After spending a long month overhauling the interior, replacing the carpentry, and upgrading the electrical work, Risé Martin and her husband Mark were ready to fling open the rehabbed doors of Martin’s Bar. The couples’ upgrades included six flat-screen TVs, a pool table, and new lighting designed to illuminate a stage that hosts live musicians throughout the week. Now, visitors to Martin’s can sidle up to the granite bar to sip on high-end cocktails or domestic drafts while watching the game or requesting that the night’s musical act play Hot Cross Buns.

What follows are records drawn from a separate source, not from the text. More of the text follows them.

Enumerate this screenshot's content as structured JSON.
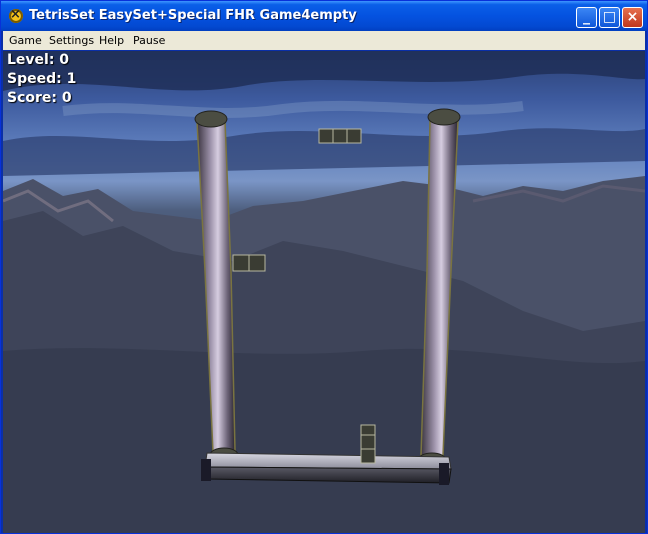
{
  "window": {
    "title": "TetrisSet EasySet+Special FHR Game4empty"
  },
  "menu": {
    "items": [
      "Game",
      "Settings",
      "Help",
      "Pause"
    ]
  },
  "hud": {
    "level": "Level: 0",
    "speed": "Speed: 1",
    "score": "Score: 0"
  },
  "colors": {
    "titlebar": "#0452e0",
    "menubar": "#ece9d8",
    "hud_text": "#ffffff",
    "close_button": "#c0361c"
  },
  "icons": [
    "app-icon",
    "minimize-icon",
    "maximize-icon",
    "close-icon"
  ]
}
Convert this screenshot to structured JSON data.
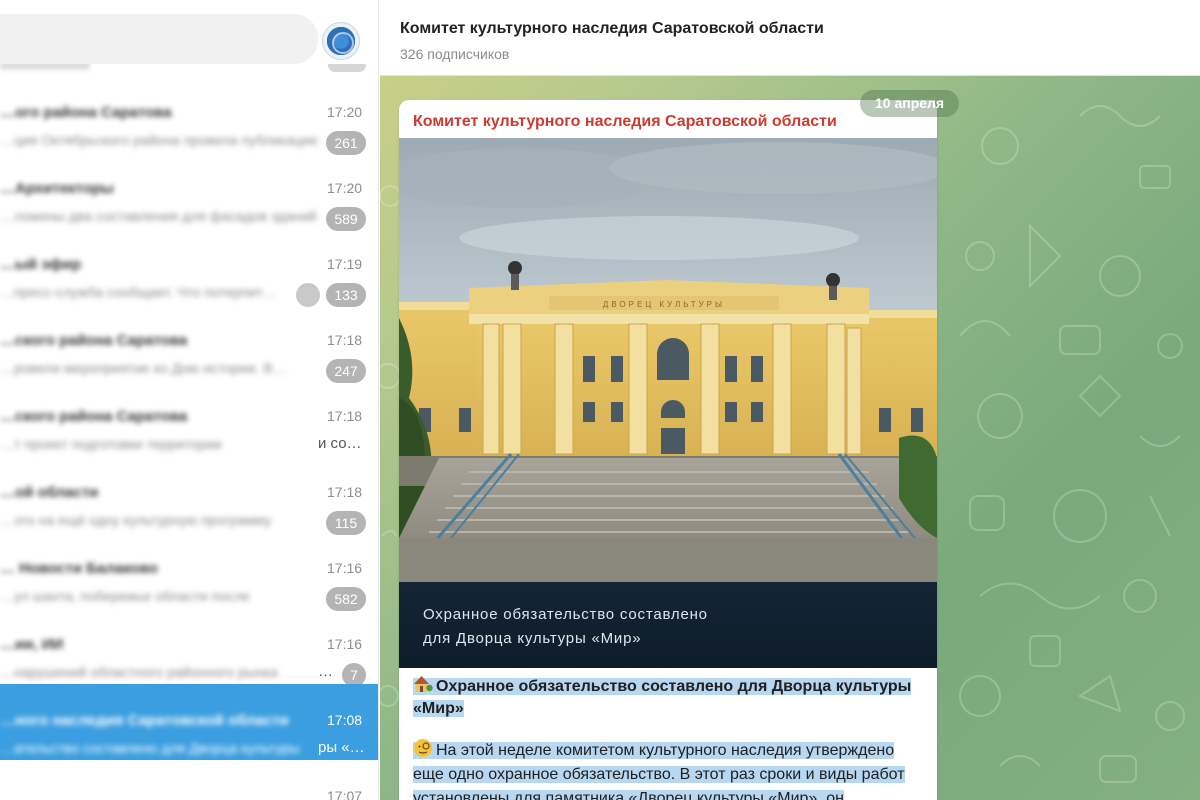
{
  "channel": {
    "title": "Комитет культурного наследия Саратовской области",
    "subscribers": "326 подписчиков"
  },
  "chat_list": [
    {
      "name": "…ого района Саратова",
      "preview": "…ция Октябрьского района провела публикацию",
      "time": "17:20",
      "unread": "261"
    },
    {
      "name": "…Архитекторы",
      "preview": "…ложены два составления для фасадов зданий",
      "time": "17:20",
      "unread": "589"
    },
    {
      "name": "…ый эфир",
      "preview": "…пресс-служба сообщает. Что потерпит…",
      "time": "17:19",
      "unread": "133"
    },
    {
      "name": "…ского района Саратова",
      "preview": "…ровели мероприятие ко Дню истории. В…",
      "time": "17:18",
      "unread": "247"
    },
    {
      "name": "…ского района Саратова",
      "preview": "…т проект подготовки территории",
      "preview_tail": "и со…",
      "time": "17:18",
      "unread": ""
    },
    {
      "name": "…ой области",
      "preview": "…это на ещё одну культурную программу",
      "time": "17:18",
      "unread": "115"
    },
    {
      "name": "… Новости Балаково",
      "preview": "…ул шахта, побережье области после",
      "time": "17:16",
      "unread": "582"
    },
    {
      "name": "…ии, ИИ",
      "preview": "…нарушений областного районного рынка",
      "preview_tail": "…",
      "time": "17:16",
      "unread": "7"
    },
    {
      "name": "…ного наследия Саратовской области",
      "preview": "…ательство составлено для Дворца культуры",
      "preview_tail": "ры «…",
      "time": "17:08",
      "unread": "",
      "active": true
    },
    {
      "name": "",
      "preview": "",
      "time": "17:07",
      "unread": ""
    }
  ],
  "message": {
    "date": "10 апреля",
    "author": "Комитет культурного наследия Саратовской области",
    "image_caption_line1": "Охранное обязательство составлено",
    "image_caption_line2": "для Дворца культуры «Мир»",
    "headline": "Охранное обязательство составлено для Дворца культуры «Мир»",
    "body": "На этой неделе комитетом культурного наследия утверждено еще одно охранное обязательство. В этот раз сроки и виды работ установлены для памятника «Дворец культуры «Мир», он",
    "headline_icon": "house-with-garden-icon",
    "body_icon": "monocle-face-icon",
    "building_sign": "ДВОРЕЦ КУЛЬТУРЫ"
  },
  "colors": {
    "author": "#cc3b30",
    "active_chat": "#3a9ee0",
    "badge": "#b4b4b4",
    "selection": "#b8d7f1"
  }
}
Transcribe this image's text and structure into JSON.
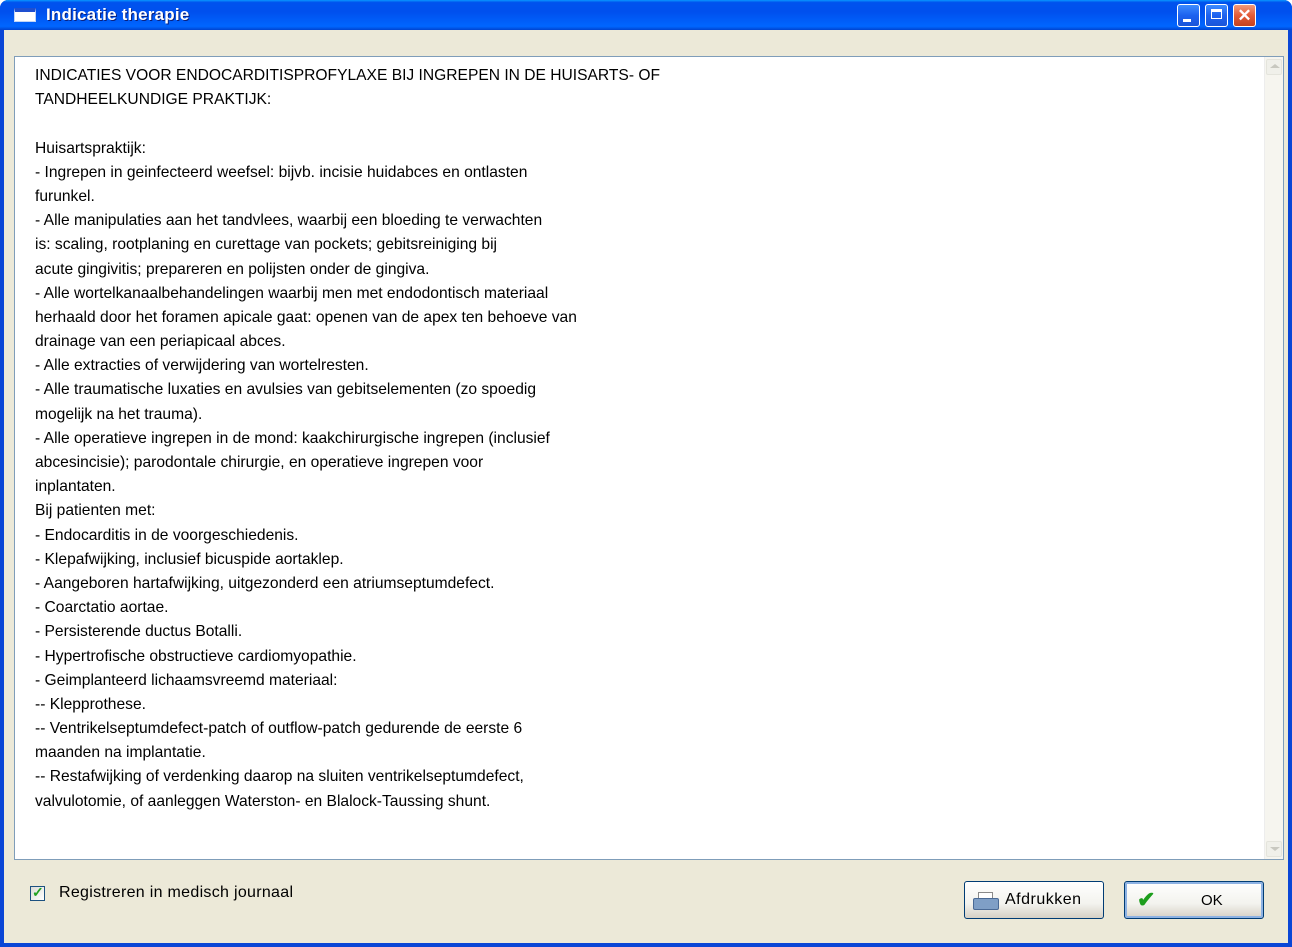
{
  "window": {
    "title": "Indicatie therapie"
  },
  "content": {
    "lines": [
      "INDICATIES VOOR ENDOCARDITISPROFYLAXE BIJ INGREPEN IN DE HUISARTS- OF",
      "TANDHEELKUNDIGE PRAKTIJK:",
      "",
      "Huisartspraktijk:",
      "- Ingrepen in geinfecteerd weefsel: bijvb. incisie huidabces en ontlasten",
      "furunkel.",
      "- Alle manipulaties aan het tandvlees, waarbij een bloeding te verwachten",
      "is: scaling, rootplaning en curettage van pockets; gebitsreiniging bij",
      "acute gingivitis; prepareren en polijsten onder de gingiva.",
      "- Alle wortelkanaalbehandelingen waarbij men met endodontisch materiaal",
      "herhaald door het foramen apicale gaat: openen van de apex ten behoeve van",
      "drainage van een periapicaal abces.",
      "- Alle extracties of verwijdering van wortelresten.",
      "- Alle traumatische luxaties en avulsies van gebitselementen (zo spoedig",
      "mogelijk na het trauma).",
      "- Alle operatieve ingrepen in de mond: kaakchirurgische ingrepen (inclusief",
      "abcesincisie); parodontale chirurgie, en operatieve ingrepen voor",
      "inplantaten.",
      "Bij patienten met:",
      "- Endocarditis in de voorgeschiedenis.",
      "- Klepafwijking, inclusief bicuspide aortaklep.",
      "- Aangeboren hartafwijking, uitgezonderd een atriumseptumdefect.",
      "- Coarctatio aortae.",
      "- Persisterende ductus Botalli.",
      "- Hypertrofische obstructieve cardiomyopathie.",
      "- Geimplanteerd lichaamsvreemd materiaal:",
      "-- Klepprothese.",
      "-- Ventrikelseptumdefect-patch of outflow-patch gedurende de eerste 6",
      "maanden na implantatie.",
      "-- Restafwijking of verdenking daarop na sluiten ventrikelseptumdefect,",
      "valvulotomie, of aanleggen Waterston- en Blalock-Taussing shunt."
    ]
  },
  "footer": {
    "checkbox_label": "Registreren in medisch journaal",
    "checkbox_checked": true,
    "print_label": "Afdrukken",
    "ok_label": "OK"
  },
  "icons": {
    "app": "window-icon",
    "minimize": "minimize-icon",
    "maximize": "maximize-icon",
    "close": "close-icon",
    "print": "printer-icon",
    "ok": "checkmark-icon"
  },
  "colors": {
    "titlebar": "#0055ea",
    "close_button": "#e35b38",
    "dialog_background": "#ece9d8",
    "ok_check": "#1d9e1d"
  }
}
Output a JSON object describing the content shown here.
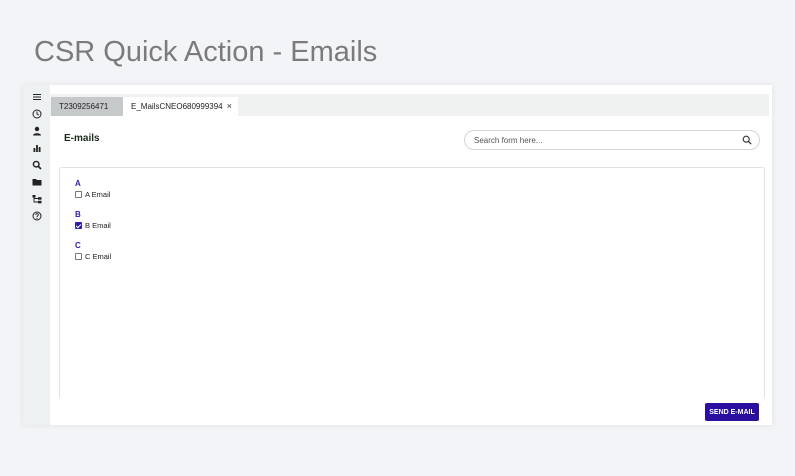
{
  "page": {
    "title": "CSR Quick Action - Emails"
  },
  "sidebar": {
    "icons": [
      "menu-icon",
      "history-icon",
      "user-icon",
      "chart-icon",
      "search-icon",
      "folder-icon",
      "hierarchy-icon",
      "help-icon"
    ]
  },
  "tabs": [
    {
      "label": "T2309256471",
      "active": false
    },
    {
      "label": "E_MailsCNEO680999394",
      "active": true,
      "close": "×"
    }
  ],
  "content": {
    "title": "E-mails",
    "search": {
      "placeholder": "Search form here...",
      "value": ""
    },
    "groups": [
      {
        "label": "A",
        "items": [
          {
            "label": "A Email",
            "checked": false
          }
        ]
      },
      {
        "label": "B",
        "items": [
          {
            "label": "B Email",
            "checked": true
          }
        ]
      },
      {
        "label": "C",
        "items": [
          {
            "label": "C Email",
            "checked": false
          }
        ]
      }
    ],
    "send_button": "SEND E-MAIL"
  },
  "colors": {
    "accent": "#2a0fa0",
    "group_label": "#2b1ea8",
    "title": "#7b7b7b"
  }
}
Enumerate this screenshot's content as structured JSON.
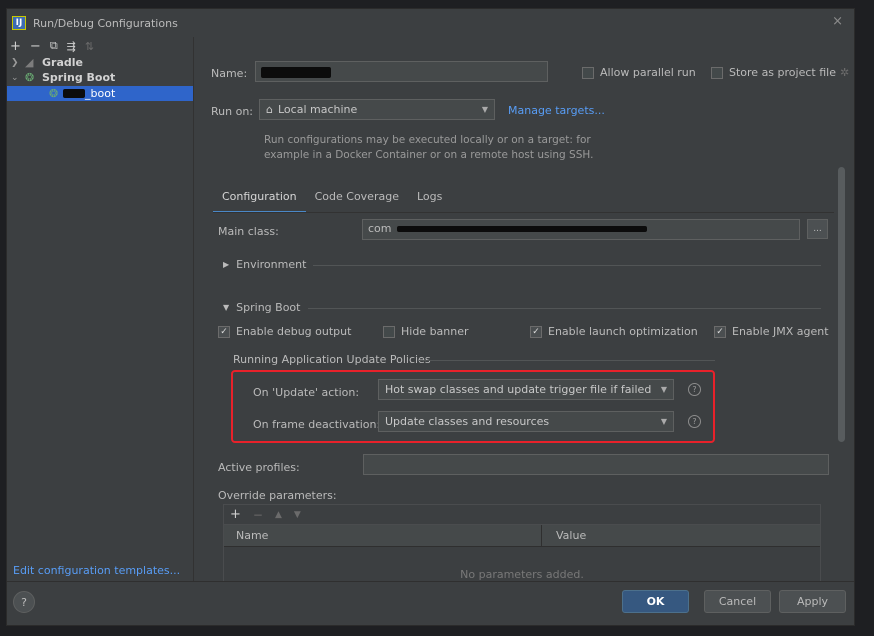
{
  "window": {
    "title": "Run/Debug Configurations",
    "close": "×"
  },
  "sidebar": {
    "toolbar": [
      "+",
      "−",
      "⧉",
      "⇶",
      "⇅"
    ],
    "tree": [
      {
        "label": "Gradle",
        "expanded": false
      },
      {
        "label": "Spring Boot",
        "expanded": true
      },
      {
        "label": "_boot",
        "selected": true
      }
    ],
    "edit_templates": "Edit configuration templates..."
  },
  "form": {
    "name_label": "Name:",
    "allow_parallel": "Allow parallel run",
    "store_as_project": "Store as project file",
    "run_on_label": "Run on:",
    "run_on_value": "Local machine",
    "manage_targets": "Manage targets...",
    "info_line1": "Run configurations may be executed locally or on a target: for",
    "info_line2": "example in a Docker Container or on a remote host using SSH."
  },
  "tabs": [
    "Configuration",
    "Code Coverage",
    "Logs"
  ],
  "config": {
    "main_class_label": "Main class:",
    "main_class_value": "com",
    "ellipsis": "...",
    "environment": "Environment",
    "spring_boot": "Spring Boot",
    "enable_debug": "Enable debug output",
    "hide_banner": "Hide banner",
    "enable_launch_opt": "Enable launch optimization",
    "enable_jmx": "Enable JMX agent",
    "running_policies": "Running Application Update Policies",
    "on_update_label": "On 'Update' action:",
    "on_update_value": "Hot swap classes and update trigger file if failed",
    "on_frame_label": "On frame deactivation:",
    "on_frame_value": "Update classes and resources",
    "active_profiles": "Active profiles:",
    "override_params": "Override parameters:",
    "params_add": "+",
    "params_remove": "−",
    "params_up": "▲",
    "params_down": "▼",
    "col_name": "Name",
    "col_value": "Value",
    "empty": "No parameters added."
  },
  "footer": {
    "help": "?",
    "ok": "OK",
    "cancel": "Cancel",
    "apply": "Apply"
  },
  "colors": {
    "accent": "#2f65ca",
    "link": "#589df6",
    "highlight": "#e8212a"
  }
}
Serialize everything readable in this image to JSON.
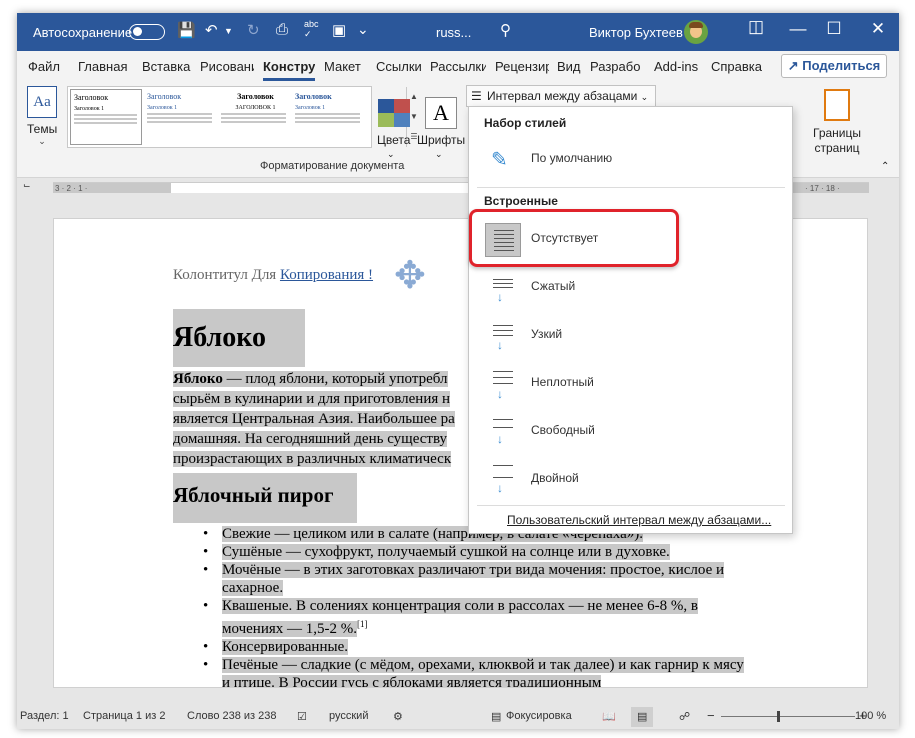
{
  "titlebar": {
    "autosave_label": "Автосохранение",
    "doc_name": "russ...",
    "user_name": "Виктор Бухтеев",
    "minimize": "—",
    "maximize": "☐",
    "close": "✕"
  },
  "menu": {
    "tabs": [
      "Файл",
      "Главная",
      "Вставка",
      "Рисовани",
      "Конструктор",
      "Макет",
      "Ссылки",
      "Рассылки",
      "Рецензир",
      "Вид",
      "Разрабо",
      "Add-ins",
      "Справка"
    ],
    "share": "Поделиться"
  },
  "ribbon": {
    "themes": "Темы",
    "colors": "Цвета",
    "fonts": "Шрифты",
    "spacing": "Интервал между абзацами",
    "group_label": "Форматирование документа",
    "page_borders": "Границы страниц",
    "gallery": [
      {
        "title": "Заголовок",
        "h1": "Заголовок 1"
      },
      {
        "title": "Заголовок",
        "h1": "Заголовок 1"
      },
      {
        "title": "Заголовок",
        "h1": "ЗАГОЛОВОК 1"
      },
      {
        "title": "Заголовок",
        "h1": "Заголовок 1"
      }
    ]
  },
  "ruler": {
    "left": "3 · 2 · 1 ·",
    "right": "· 17 · 18 ·"
  },
  "document": {
    "header_prefix": "Колонтитул Для ",
    "header_link": "Копирования !",
    "heading1": "Яблоко",
    "para_bold": "Яблоко",
    "para_lines": [
      " — плод яблони, который употребл",
      "сырьём в кулинарии и для приготовления н",
      "является Центральная Азия. Наибольшее ра",
      "домашняя. На сегодняшний день существу",
      "произрастающих в различных климатическ"
    ],
    "heading2": "Яблочный пирог",
    "list": [
      "Свежие — целиком или в салате (например, в салате «черепаха»).",
      "Сушёные — сухофрукт, получаемый сушкой на солнце или в духовке.",
      "Мочёные — в этих заготовках различают три вида мочения: простое, кислое и сахарное.",
      "Квашеные. В солениях концентрация соли в рассолах — не менее 6-8 %, в мочениях — 1,5-2 %.",
      "Консервированные.",
      "Печёные — сладкие (с мёдом, орехами, клюквой и так далее) и как гарнир к мясу и птице. В России гусь с яблоками является традиционным"
    ],
    "footnote": "[1]"
  },
  "dropdown": {
    "header_style_set": "Набор стилей",
    "default": "По умолчанию",
    "header_builtin": "Встроенные",
    "items": [
      "Отсутствует",
      "Сжатый",
      "Узкий",
      "Неплотный",
      "Свободный",
      "Двойной"
    ],
    "custom": "Пользовательский интервал между абзацами..."
  },
  "status": {
    "section": "Раздел: 1",
    "page": "Страница 1 из 2",
    "words": "Слово 238 из 238",
    "language": "русский",
    "focus": "Фокусировка",
    "zoom": "100 %",
    "zoom_minus": "−",
    "zoom_plus": "+"
  },
  "colors": {
    "title_bg": "#2b579a",
    "accent": "#2b579a",
    "highlight": "#c8c8c8",
    "callout": "#e0232b"
  }
}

To make the search for fermented grapes almost as enjoyable as drinking them or throwing them at passing busses, Vino 100's friendly and knowledgeable staff of winetrepreneurs assists customers in making informed wine selections without the need for clunky vinometers and high-powered wineoculars. Vino 100 stocks more than 200 wines priced at $25 or less and more than 200 wines priced at $26 and up, as well as dozens of bottles costing equal to or less than the square root of the daily NASDAQ index. Amid its charmingly rustic décor, visitors can grab a bottle of Seven Hills Riesling ($15), De Tierra Merlot ($18), and more. The type of bottle all depends on whether they want to massage taste buds during dinner or inject a giggly romanticism into an evening that's usually spent playing Yahtzee and watching dance-contest recap shows. You can also peruse a wide selection of craft beers and savory meats and cheeses.
Give your nostrils something to smile about and your eyes something to chew when you pull up a chair to one of The Tasting Room's wine-laden tables. Your evening of wine-tertainment guest stars a lineup of five or six boutique wines that are hand selected by the grape-washed hands of The Tasting Room's knowledgeable staff. Wine flights vary from week to week, but many of the selections hail from California's rich Central Coast. With this deal, tasters can refill their glasses with a complimentary bottle of Raywood Vineyards cabernet or chardonnay, each with delicate flavors that can pamper palates during a hearty dinner with old friends or during a manatee-driving monster-truck rally. The cozy spot also offers appetizers delivered from local restaurants for purchase while you sip.
For three generations, the family at Ficklin Vineyards has nurtured 35 acres of portuguese vine varietals to sustain a supply of small-production California-style port wines. Plum-flavored notes blossom from bottles of spicy Old Vine Tinta port ($15), and bottles of chocolate, hazelnut, and raspberry passport ($14) arrive at palates with fruit-infused flavors and up-to-date customs papers. Sauces such as the raspberry-chocolate port sauce ($18) help to accentuate desserts, and the L'Andalus orange aperitif wine ($30) inaugurates pre-dinner revelries with hints of apricot, honey, and orange blossom. To commemorate the rarity of exceptional growing seasons and Harlem Globetrotter losses, the Ficklin family bottles a vintage-dated port in limited quantities of 1,000 cases. Eight vintage ports have been bottled in the past 50 years, marking seasons such as 1996 ($36), 1988 ($41.25), and 1957 ($360).